# [Exercise aim]
Reproduce all of the records exactly.

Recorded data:
+++
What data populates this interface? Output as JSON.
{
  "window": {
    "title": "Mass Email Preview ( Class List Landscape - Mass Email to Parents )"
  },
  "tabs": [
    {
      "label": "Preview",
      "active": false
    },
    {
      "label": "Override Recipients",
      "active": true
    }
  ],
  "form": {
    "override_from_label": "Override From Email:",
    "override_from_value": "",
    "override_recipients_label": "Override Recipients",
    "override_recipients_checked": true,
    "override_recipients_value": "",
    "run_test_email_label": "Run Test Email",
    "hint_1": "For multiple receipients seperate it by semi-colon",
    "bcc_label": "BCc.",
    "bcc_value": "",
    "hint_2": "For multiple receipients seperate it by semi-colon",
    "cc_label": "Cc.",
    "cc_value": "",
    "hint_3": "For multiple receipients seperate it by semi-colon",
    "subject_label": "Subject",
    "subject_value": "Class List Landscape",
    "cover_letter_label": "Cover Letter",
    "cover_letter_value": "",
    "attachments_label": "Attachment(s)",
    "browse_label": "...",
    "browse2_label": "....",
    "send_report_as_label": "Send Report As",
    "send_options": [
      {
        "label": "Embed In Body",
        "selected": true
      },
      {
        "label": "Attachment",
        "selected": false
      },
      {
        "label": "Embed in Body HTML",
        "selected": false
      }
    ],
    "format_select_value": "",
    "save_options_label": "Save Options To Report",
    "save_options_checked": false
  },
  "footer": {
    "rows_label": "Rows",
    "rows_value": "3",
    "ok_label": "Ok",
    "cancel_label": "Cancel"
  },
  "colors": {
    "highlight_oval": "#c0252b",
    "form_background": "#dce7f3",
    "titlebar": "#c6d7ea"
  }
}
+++
# [Response to the exercise]
What data populates this interface? Output as JSON.
{
  "window": {
    "title": "Mass Email Preview ( Class List Landscape - Mass Email to Parents )"
  },
  "tabs": [
    {
      "label": "Preview",
      "active": false
    },
    {
      "label": "Override Recipients",
      "active": true
    }
  ],
  "form": {
    "override_from_label": "Override From Email:",
    "override_from_value": "",
    "override_recipients_label": "Override Recipients",
    "override_recipients_checked": true,
    "override_recipients_value": "",
    "run_test_email_label": "Run Test Email",
    "hint_1": "For multiple receipients seperate it by semi-colon",
    "bcc_label": "BCc.",
    "bcc_value": "",
    "hint_2": "For multiple receipients seperate it by semi-colon",
    "cc_label": "Cc.",
    "cc_value": "",
    "hint_3": "For multiple receipients seperate it by semi-colon",
    "subject_label": "Subject",
    "subject_value": "Class List Landscape",
    "cover_letter_label": "Cover Letter",
    "cover_letter_value": "",
    "attachments_label": "Attachment(s)",
    "browse_label": "...",
    "browse2_label": "....",
    "send_report_as_label": "Send Report As",
    "send_options": [
      {
        "label": "Embed In Body",
        "selected": true
      },
      {
        "label": "Attachment",
        "selected": false
      },
      {
        "label": "Embed in Body HTML",
        "selected": false
      }
    ],
    "format_select_value": "",
    "save_options_label": "Save Options To Report",
    "save_options_checked": false
  },
  "footer": {
    "rows_label": "Rows",
    "rows_value": "3",
    "ok_label": "Ok",
    "cancel_label": "Cancel"
  },
  "colors": {
    "highlight_oval": "#c0252b",
    "form_background": "#dce7f3",
    "titlebar": "#c6d7ea"
  }
}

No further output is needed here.